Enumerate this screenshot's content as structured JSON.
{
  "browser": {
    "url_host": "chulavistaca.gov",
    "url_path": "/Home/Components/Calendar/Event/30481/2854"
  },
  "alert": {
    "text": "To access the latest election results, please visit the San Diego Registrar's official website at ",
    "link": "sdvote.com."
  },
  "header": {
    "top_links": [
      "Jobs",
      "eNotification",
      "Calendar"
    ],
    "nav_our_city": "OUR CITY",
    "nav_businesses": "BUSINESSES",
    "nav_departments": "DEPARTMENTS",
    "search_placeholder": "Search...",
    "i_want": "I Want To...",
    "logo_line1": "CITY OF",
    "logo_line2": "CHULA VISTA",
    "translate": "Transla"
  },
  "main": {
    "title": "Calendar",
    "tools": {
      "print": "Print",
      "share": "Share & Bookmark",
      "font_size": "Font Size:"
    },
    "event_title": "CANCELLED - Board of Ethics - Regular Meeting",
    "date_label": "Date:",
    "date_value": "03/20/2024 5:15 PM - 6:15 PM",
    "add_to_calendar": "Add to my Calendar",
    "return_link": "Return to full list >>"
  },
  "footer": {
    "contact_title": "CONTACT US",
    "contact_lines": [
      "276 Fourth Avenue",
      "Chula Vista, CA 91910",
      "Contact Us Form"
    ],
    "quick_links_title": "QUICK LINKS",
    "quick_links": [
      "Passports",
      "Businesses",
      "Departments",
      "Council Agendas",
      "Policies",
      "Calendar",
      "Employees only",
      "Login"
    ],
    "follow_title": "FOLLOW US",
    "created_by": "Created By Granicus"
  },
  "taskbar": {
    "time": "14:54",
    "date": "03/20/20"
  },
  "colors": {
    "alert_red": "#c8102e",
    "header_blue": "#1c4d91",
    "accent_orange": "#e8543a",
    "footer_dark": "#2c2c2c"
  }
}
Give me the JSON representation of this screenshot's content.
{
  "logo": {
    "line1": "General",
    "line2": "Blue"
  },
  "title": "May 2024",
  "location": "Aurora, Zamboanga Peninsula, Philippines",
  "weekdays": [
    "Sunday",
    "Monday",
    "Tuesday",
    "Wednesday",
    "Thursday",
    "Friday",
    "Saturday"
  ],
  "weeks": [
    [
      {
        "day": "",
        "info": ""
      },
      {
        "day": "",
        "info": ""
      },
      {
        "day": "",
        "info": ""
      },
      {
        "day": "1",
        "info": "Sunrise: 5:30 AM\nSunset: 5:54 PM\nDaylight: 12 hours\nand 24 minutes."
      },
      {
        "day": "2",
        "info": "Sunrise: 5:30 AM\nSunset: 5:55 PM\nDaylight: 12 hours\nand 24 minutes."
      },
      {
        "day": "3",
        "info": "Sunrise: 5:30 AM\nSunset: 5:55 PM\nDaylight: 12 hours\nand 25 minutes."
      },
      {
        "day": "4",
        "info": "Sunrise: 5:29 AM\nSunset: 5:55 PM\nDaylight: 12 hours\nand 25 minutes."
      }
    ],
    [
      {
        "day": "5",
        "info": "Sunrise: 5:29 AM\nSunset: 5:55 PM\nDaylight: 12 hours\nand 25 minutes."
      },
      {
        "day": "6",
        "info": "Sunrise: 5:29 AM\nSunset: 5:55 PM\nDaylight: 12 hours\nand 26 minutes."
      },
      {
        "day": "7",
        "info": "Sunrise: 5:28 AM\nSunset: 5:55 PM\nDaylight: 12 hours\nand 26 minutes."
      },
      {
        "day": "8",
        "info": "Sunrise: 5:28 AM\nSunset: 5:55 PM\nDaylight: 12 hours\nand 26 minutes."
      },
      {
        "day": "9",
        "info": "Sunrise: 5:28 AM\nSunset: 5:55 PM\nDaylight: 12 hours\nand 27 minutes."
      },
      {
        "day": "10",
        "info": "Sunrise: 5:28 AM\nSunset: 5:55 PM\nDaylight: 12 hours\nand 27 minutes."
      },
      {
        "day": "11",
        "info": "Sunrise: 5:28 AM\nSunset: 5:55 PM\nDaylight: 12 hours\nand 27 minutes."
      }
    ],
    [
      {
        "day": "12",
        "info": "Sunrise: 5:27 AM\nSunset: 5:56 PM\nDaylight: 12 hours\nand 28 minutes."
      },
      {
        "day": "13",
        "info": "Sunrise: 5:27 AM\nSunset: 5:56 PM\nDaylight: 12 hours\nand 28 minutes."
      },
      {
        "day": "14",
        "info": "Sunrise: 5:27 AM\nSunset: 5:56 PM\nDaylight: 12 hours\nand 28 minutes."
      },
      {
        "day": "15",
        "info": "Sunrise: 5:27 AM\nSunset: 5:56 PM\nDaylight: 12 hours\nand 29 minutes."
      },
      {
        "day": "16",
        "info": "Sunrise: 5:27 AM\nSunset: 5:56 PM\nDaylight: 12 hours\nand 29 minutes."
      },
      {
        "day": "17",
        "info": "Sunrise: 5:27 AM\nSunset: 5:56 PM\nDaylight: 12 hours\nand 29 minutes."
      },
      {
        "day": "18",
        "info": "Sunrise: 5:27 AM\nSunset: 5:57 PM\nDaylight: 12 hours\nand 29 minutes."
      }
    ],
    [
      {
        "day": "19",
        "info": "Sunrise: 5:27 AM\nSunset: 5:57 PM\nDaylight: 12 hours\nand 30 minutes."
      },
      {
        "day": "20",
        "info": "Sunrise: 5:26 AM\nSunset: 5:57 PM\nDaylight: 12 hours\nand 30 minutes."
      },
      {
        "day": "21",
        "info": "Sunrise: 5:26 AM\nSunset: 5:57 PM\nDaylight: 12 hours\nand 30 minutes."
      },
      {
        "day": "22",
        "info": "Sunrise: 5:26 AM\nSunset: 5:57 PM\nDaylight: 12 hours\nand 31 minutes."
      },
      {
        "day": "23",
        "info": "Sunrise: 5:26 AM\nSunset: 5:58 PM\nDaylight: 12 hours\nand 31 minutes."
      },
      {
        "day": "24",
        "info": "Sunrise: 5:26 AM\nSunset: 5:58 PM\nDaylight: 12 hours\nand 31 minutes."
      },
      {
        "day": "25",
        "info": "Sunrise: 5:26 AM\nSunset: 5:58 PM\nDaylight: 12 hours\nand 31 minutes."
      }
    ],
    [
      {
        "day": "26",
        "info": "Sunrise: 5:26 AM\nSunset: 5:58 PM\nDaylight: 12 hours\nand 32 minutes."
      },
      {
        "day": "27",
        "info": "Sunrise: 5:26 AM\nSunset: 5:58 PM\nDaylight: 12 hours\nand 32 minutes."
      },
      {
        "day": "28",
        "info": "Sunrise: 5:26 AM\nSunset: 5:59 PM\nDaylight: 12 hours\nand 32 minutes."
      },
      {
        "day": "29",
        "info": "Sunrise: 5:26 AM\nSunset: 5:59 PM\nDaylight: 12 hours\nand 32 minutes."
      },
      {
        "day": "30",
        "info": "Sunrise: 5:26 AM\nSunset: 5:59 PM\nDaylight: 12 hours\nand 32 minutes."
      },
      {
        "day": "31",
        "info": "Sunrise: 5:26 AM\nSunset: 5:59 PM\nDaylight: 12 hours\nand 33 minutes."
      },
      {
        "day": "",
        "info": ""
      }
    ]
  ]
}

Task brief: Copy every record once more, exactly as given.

Result of the exercise:
Enumerate this screenshot's content as structured JSON.
{
  "browser": {
    "url_host": "chulavistaca.gov",
    "url_path": "/Home/Components/Calendar/Event/30481/2854"
  },
  "alert": {
    "text": "To access the latest election results, please visit the San Diego Registrar's official website at ",
    "link": "sdvote.com."
  },
  "header": {
    "top_links": [
      "Jobs",
      "eNotification",
      "Calendar"
    ],
    "nav_our_city": "OUR CITY",
    "nav_businesses": "BUSINESSES",
    "nav_departments": "DEPARTMENTS",
    "search_placeholder": "Search...",
    "i_want": "I Want To...",
    "logo_line1": "CITY OF",
    "logo_line2": "CHULA VISTA",
    "translate": "Transla"
  },
  "main": {
    "title": "Calendar",
    "tools": {
      "print": "Print",
      "share": "Share & Bookmark",
      "font_size": "Font Size:"
    },
    "event_title": "CANCELLED - Board of Ethics - Regular Meeting",
    "date_label": "Date:",
    "date_value": "03/20/2024 5:15 PM - 6:15 PM",
    "add_to_calendar": "Add to my Calendar",
    "return_link": "Return to full list >>"
  },
  "footer": {
    "contact_title": "CONTACT US",
    "contact_lines": [
      "276 Fourth Avenue",
      "Chula Vista, CA 91910",
      "Contact Us Form"
    ],
    "quick_links_title": "QUICK LINKS",
    "quick_links": [
      "Passports",
      "Businesses",
      "Departments",
      "Council Agendas",
      "Policies",
      "Calendar",
      "Employees only",
      "Login"
    ],
    "follow_title": "FOLLOW US",
    "created_by": "Created By Granicus"
  },
  "taskbar": {
    "time": "14:54",
    "date": "03/20/20"
  },
  "colors": {
    "alert_red": "#c8102e",
    "header_blue": "#1c4d91",
    "accent_orange": "#e8543a",
    "footer_dark": "#2c2c2c"
  }
}
Give me the JSON representation of this screenshot's content.
{
  "logo": {
    "line1": "General",
    "line2": "Blue"
  },
  "title": "May 2024",
  "location": "Aurora, Zamboanga Peninsula, Philippines",
  "weekdays": [
    "Sunday",
    "Monday",
    "Tuesday",
    "Wednesday",
    "Thursday",
    "Friday",
    "Saturday"
  ],
  "weeks": [
    [
      {
        "day": "",
        "info": ""
      },
      {
        "day": "",
        "info": ""
      },
      {
        "day": "",
        "info": ""
      },
      {
        "day": "1",
        "info": "Sunrise: 5:30 AM\nSunset: 5:54 PM\nDaylight: 12 hours\nand 24 minutes."
      },
      {
        "day": "2",
        "info": "Sunrise: 5:30 AM\nSunset: 5:55 PM\nDaylight: 12 hours\nand 24 minutes."
      },
      {
        "day": "3",
        "info": "Sunrise: 5:30 AM\nSunset: 5:55 PM\nDaylight: 12 hours\nand 25 minutes."
      },
      {
        "day": "4",
        "info": "Sunrise: 5:29 AM\nSunset: 5:55 PM\nDaylight: 12 hours\nand 25 minutes."
      }
    ],
    [
      {
        "day": "5",
        "info": "Sunrise: 5:29 AM\nSunset: 5:55 PM\nDaylight: 12 hours\nand 25 minutes."
      },
      {
        "day": "6",
        "info": "Sunrise: 5:29 AM\nSunset: 5:55 PM\nDaylight: 12 hours\nand 26 minutes."
      },
      {
        "day": "7",
        "info": "Sunrise: 5:28 AM\nSunset: 5:55 PM\nDaylight: 12 hours\nand 26 minutes."
      },
      {
        "day": "8",
        "info": "Sunrise: 5:28 AM\nSunset: 5:55 PM\nDaylight: 12 hours\nand 26 minutes."
      },
      {
        "day": "9",
        "info": "Sunrise: 5:28 AM\nSunset: 5:55 PM\nDaylight: 12 hours\nand 27 minutes."
      },
      {
        "day": "10",
        "info": "Sunrise: 5:28 AM\nSunset: 5:55 PM\nDaylight: 12 hours\nand 27 minutes."
      },
      {
        "day": "11",
        "info": "Sunrise: 5:28 AM\nSunset: 5:55 PM\nDaylight: 12 hours\nand 27 minutes."
      }
    ],
    [
      {
        "day": "12",
        "info": "Sunrise: 5:27 AM\nSunset: 5:56 PM\nDaylight: 12 hours\nand 28 minutes."
      },
      {
        "day": "13",
        "info": "Sunrise: 5:27 AM\nSunset: 5:56 PM\nDaylight: 12 hours\nand 28 minutes."
      },
      {
        "day": "14",
        "info": "Sunrise: 5:27 AM\nSunset: 5:56 PM\nDaylight: 12 hours\nand 28 minutes."
      },
      {
        "day": "15",
        "info": "Sunrise: 5:27 AM\nSunset: 5:56 PM\nDaylight: 12 hours\nand 29 minutes."
      },
      {
        "day": "16",
        "info": "Sunrise: 5:27 AM\nSunset: 5:56 PM\nDaylight: 12 hours\nand 29 minutes."
      },
      {
        "day": "17",
        "info": "Sunrise: 5:27 AM\nSunset: 5:56 PM\nDaylight: 12 hours\nand 29 minutes."
      },
      {
        "day": "18",
        "info": "Sunrise: 5:27 AM\nSunset: 5:57 PM\nDaylight: 12 hours\nand 29 minutes."
      }
    ],
    [
      {
        "day": "19",
        "info": "Sunrise: 5:27 AM\nSunset: 5:57 PM\nDaylight: 12 hours\nand 30 minutes."
      },
      {
        "day": "20",
        "info": "Sunrise: 5:26 AM\nSunset: 5:57 PM\nDaylight: 12 hours\nand 30 minutes."
      },
      {
        "day": "21",
        "info": "Sunrise: 5:26 AM\nSunset: 5:57 PM\nDaylight: 12 hours\nand 30 minutes."
      },
      {
        "day": "22",
        "info": "Sunrise: 5:26 AM\nSunset: 5:57 PM\nDaylight: 12 hours\nand 31 minutes."
      },
      {
        "day": "23",
        "info": "Sunrise: 5:26 AM\nSunset: 5:58 PM\nDaylight: 12 hours\nand 31 minutes."
      },
      {
        "day": "24",
        "info": "Sunrise: 5:26 AM\nSunset: 5:58 PM\nDaylight: 12 hours\nand 31 minutes."
      },
      {
        "day": "25",
        "info": "Sunrise: 5:26 AM\nSunset: 5:58 PM\nDaylight: 12 hours\nand 31 minutes."
      }
    ],
    [
      {
        "day": "26",
        "info": "Sunrise: 5:26 AM\nSunset: 5:58 PM\nDaylight: 12 hours\nand 32 minutes."
      },
      {
        "day": "27",
        "info": "Sunrise: 5:26 AM\nSunset: 5:58 PM\nDaylight: 12 hours\nand 32 minutes."
      },
      {
        "day": "28",
        "info": "Sunrise: 5:26 AM\nSunset: 5:59 PM\nDaylight: 12 hours\nand 32 minutes."
      },
      {
        "day": "29",
        "info": "Sunrise: 5:26 AM\nSunset: 5:59 PM\nDaylight: 12 hours\nand 32 minutes."
      },
      {
        "day": "30",
        "info": "Sunrise: 5:26 AM\nSunset: 5:59 PM\nDaylight: 12 hours\nand 32 minutes."
      },
      {
        "day": "31",
        "info": "Sunrise: 5:26 AM\nSunset: 5:59 PM\nDaylight: 12 hours\nand 33 minutes."
      },
      {
        "day": "",
        "info": ""
      }
    ]
  ]
}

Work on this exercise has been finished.